Swift has made me very excited. It’s the most excited I’ve got about coding since I first started learning Obj-C. It’s a language that seems to make an awful lot of sense when you look though it. It is a language that in its simplest form can be very easy to learn. However it can be harder for beginners to coding when you get to some of the more advanced topics, a lot sooner than, say, Obj-C would.
With that in mind, the majority of what I’m going to write about will assume that you have some previous coding knowledge, mainly in Obj-C. If you’re a complete beginner, some guides for you will be coming out by someone (I might try some myself) when Swift comes out properly later this year.
I said Swift will eventually replace Objective-C. This is not something that is going to happen overnight. Far from it. Apple has even said in their WWDC sessions that they are not expecting Swift to be an instant replacement to Obj-C, nor should it be thought of in that way. So you don’t have to worry about re-writing all of your Obj-C apps, they’ll continue to work just as they always have.
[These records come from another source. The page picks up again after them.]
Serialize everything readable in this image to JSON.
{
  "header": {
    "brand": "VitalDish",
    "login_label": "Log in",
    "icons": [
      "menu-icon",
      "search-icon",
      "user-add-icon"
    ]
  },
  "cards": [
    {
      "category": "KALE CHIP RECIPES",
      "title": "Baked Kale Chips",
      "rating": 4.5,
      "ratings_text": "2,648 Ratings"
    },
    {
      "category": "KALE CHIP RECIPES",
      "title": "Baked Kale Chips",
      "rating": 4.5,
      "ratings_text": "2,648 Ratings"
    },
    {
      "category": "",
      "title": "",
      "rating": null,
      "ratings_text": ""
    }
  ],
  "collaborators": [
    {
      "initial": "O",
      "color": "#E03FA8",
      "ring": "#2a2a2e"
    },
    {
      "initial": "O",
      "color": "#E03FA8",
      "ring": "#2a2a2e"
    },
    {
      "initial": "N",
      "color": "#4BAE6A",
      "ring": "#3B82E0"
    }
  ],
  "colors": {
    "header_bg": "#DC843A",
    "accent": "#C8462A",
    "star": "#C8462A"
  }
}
What Apple has done those is given us as developers the tools to easily use Swift and Obj-C classes and frameworks seamlessly together, with little or no hassle.
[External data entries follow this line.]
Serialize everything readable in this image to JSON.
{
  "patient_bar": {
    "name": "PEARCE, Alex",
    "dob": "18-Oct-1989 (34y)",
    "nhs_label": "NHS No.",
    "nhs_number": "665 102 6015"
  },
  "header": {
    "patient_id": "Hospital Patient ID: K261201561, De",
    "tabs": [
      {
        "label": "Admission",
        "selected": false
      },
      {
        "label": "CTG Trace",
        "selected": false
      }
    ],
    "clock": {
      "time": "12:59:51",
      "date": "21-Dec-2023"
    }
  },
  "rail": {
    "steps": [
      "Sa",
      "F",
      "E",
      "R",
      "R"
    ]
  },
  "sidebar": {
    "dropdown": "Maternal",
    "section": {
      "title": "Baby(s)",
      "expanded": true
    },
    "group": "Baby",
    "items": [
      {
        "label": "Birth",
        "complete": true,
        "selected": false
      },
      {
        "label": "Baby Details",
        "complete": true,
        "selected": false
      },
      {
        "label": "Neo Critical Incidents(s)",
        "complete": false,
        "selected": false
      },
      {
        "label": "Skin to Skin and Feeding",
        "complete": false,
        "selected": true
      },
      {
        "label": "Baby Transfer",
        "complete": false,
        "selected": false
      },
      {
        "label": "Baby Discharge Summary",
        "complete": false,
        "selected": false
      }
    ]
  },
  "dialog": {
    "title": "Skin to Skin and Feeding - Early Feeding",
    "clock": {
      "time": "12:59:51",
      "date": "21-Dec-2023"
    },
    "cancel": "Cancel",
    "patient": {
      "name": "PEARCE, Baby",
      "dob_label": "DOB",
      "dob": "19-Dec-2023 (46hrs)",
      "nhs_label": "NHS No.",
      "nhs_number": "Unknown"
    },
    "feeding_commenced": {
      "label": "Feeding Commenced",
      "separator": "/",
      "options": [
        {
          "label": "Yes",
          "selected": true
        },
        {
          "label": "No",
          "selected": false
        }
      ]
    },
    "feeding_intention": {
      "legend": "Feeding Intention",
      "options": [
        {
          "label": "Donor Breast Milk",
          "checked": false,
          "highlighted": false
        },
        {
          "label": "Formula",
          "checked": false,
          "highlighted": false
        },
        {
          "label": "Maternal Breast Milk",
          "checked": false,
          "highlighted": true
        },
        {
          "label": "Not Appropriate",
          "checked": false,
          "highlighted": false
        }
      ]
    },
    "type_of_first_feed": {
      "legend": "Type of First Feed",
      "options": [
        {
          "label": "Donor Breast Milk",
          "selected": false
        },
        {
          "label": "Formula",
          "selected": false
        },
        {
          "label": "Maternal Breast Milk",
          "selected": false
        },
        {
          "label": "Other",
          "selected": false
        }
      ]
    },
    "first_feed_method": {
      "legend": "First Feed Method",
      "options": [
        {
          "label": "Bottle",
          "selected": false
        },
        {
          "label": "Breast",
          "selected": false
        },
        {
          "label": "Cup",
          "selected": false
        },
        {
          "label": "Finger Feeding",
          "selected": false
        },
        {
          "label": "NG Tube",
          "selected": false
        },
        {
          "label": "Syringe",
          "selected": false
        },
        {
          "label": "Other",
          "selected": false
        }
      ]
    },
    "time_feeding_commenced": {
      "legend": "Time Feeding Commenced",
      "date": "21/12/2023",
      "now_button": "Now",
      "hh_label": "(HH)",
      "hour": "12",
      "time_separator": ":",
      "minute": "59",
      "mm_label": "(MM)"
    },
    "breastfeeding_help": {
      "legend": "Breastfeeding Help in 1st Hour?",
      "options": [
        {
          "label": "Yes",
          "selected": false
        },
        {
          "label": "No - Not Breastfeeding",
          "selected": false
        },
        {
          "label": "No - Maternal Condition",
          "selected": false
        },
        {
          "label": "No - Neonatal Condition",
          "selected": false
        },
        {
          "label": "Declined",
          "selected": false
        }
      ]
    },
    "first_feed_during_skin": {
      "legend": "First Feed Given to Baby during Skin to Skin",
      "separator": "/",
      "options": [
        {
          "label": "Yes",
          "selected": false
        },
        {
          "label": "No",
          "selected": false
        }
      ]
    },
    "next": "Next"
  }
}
So what do you need to know when your writing stuff in Swift? Well first of all Apple has spent a lot of time and effort being able to switch between Obj-C and Swift amazingly easily. So much so that when you’re working in a Swift file and you lookup a class or element from Obj-C if converts the header into Swift so you don’t have to translate it yourself in your head. Obviously it works the opposite way as well and is a great tool to be able to sink yourself into the new language instantly with very little constraints.
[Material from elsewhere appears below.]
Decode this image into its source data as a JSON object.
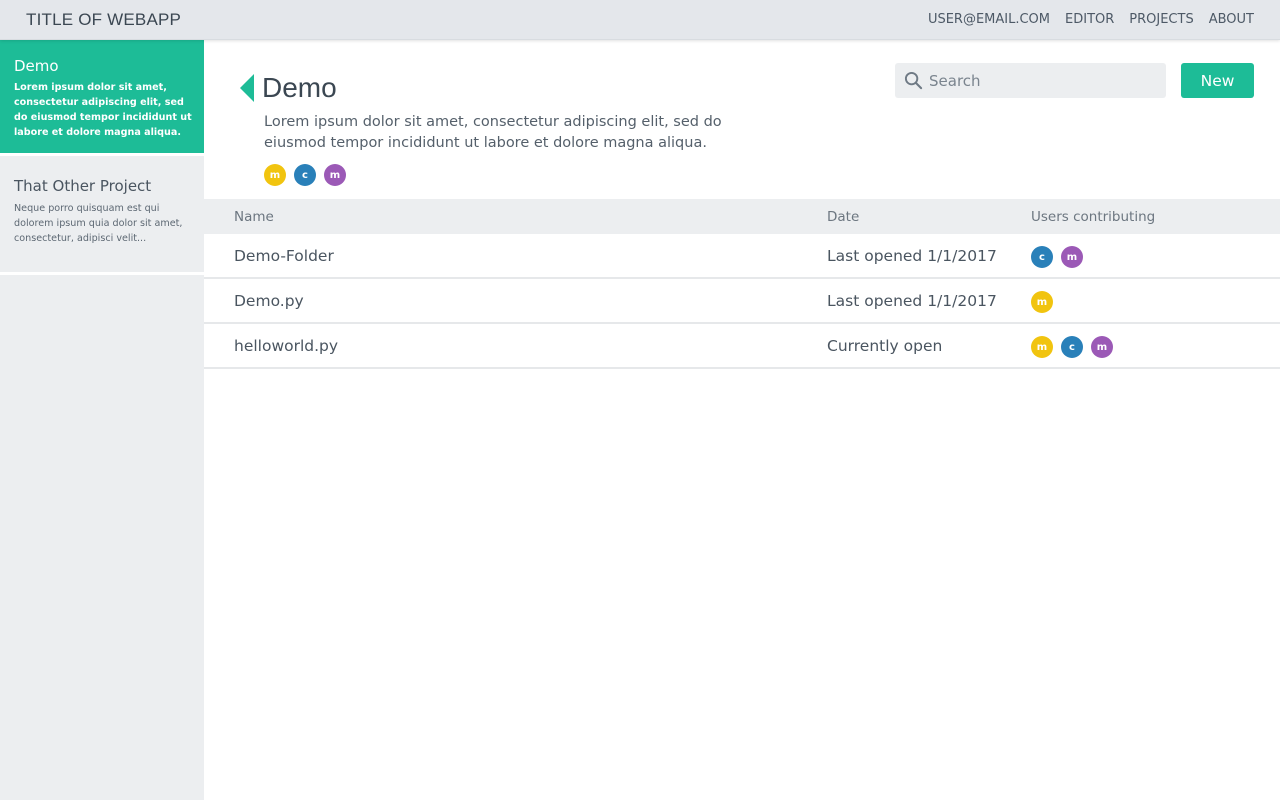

This is not to say you can convert you code from Obj-C, this is just to say you can see what your declarations would look like in Swift, allowing you to lookup method calls or variables just like you would if you were looking them up in an Obj-C header file. If you want to look into this particular feature in more detail, check out session 407 - Swift Interoperability in Depth in the WWDC 2014 videos.
As everyone is a 4 day old Swift programmer I am bound to make a few mistakes here and there, so please forgive me if you spot any of these. I will make edits as I go if they are required.
I’ve split this post up into a series of post as after writing about my first point, I’ve already filled up 1 posts worth already. Below I have listed the areas I’ll go into and I will add links to the relevant posts as and when I write them.
It’s the little bits that make the difference
For any of the sessions from WWDC 2014 find them at: developer.apple.com/videos/wwdc/2014/
Also check out the excellent book that Apple released that goes though the Swift language in a lot of detail: Swift Programming Language